Makhoul described “The Girl Who Lost Her Imagination” as an illustrated children’s book about a little Arab girl with a vivid khayaal (imagination) who resides in New York City.
She said they brought “Khayaal” to life as a character in the book whom Sheherazade, the little girl, loses.
“The story is about how she and her imagination find each other again,” she said. “The story makes very heavy use of colors, especially rainbows, to introduce children and students to words that will be useful to them. The next book will be about shapes, the one after that about animals and so forth.”
She added that her daughter Sheherazade inspired the name of the heroine in the book.
Makhoul said she understands the frustration parents feel when they find their children communicating in English easily, but not in Arabic. She advised them not to give up.
“It’s very hard and frustrating at times to have your children communicate more fluently in English or other languages,” she said. “I go through the exact same thing. That’s why we started this project in the first place. When my daughter was born, I decided to speak with her in Arabic.”

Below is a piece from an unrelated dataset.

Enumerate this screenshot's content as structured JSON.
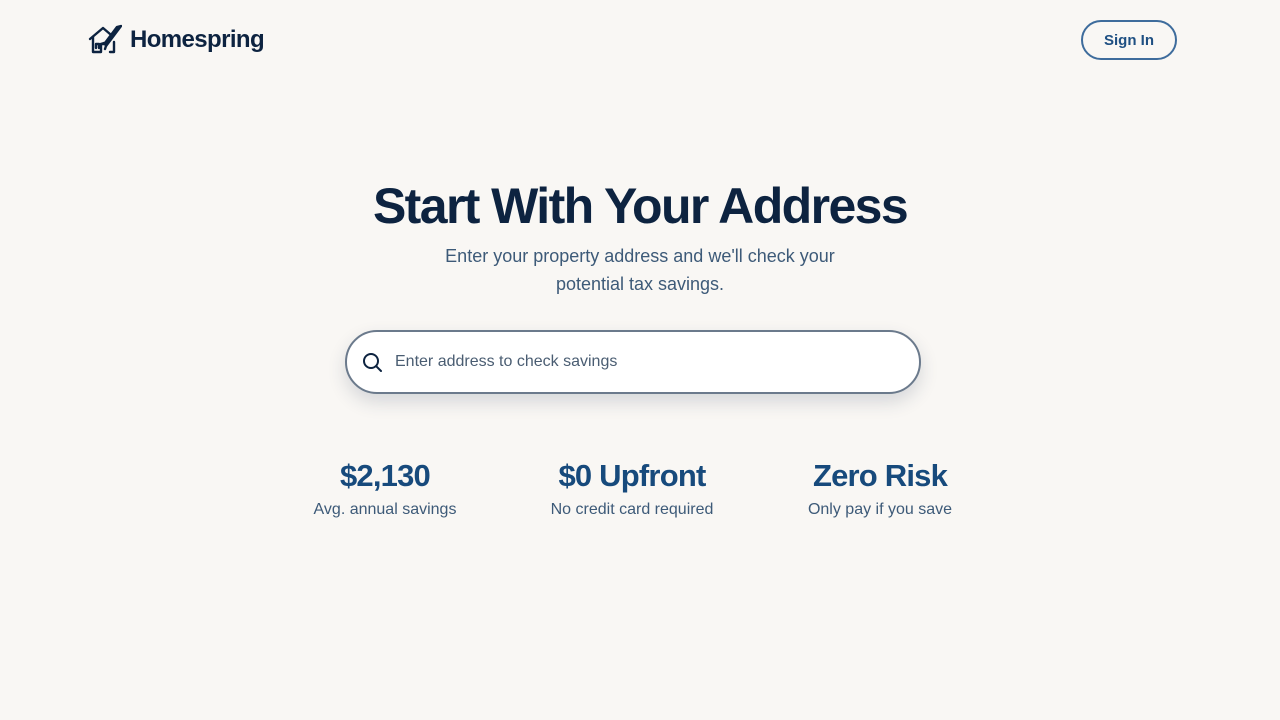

She added that the diaspora has shown a lot of interest in their book because many parents want their kids to speak the Arabic language.
“We have had almost no negative reactions at all,” she said. “I think most people understand that we are not trying to undermine formal Arabic; we are trying to introduce children to a love of the Arabic language so that they can appreciate it in all its forms.”
Their first book is available at www.ossass-stories.com, for worldwide shipping. The New York and Brooklyn Public Library branches in areas with a high concentration of Arabs also stock it.
It’s available at the Arab American National Museum in Dearborn and at the Middle East and More bookshop in Washington D.C. It’s also in bookshops in London, Oslo, Paris, Jerusalem and Byblos, Lebanon.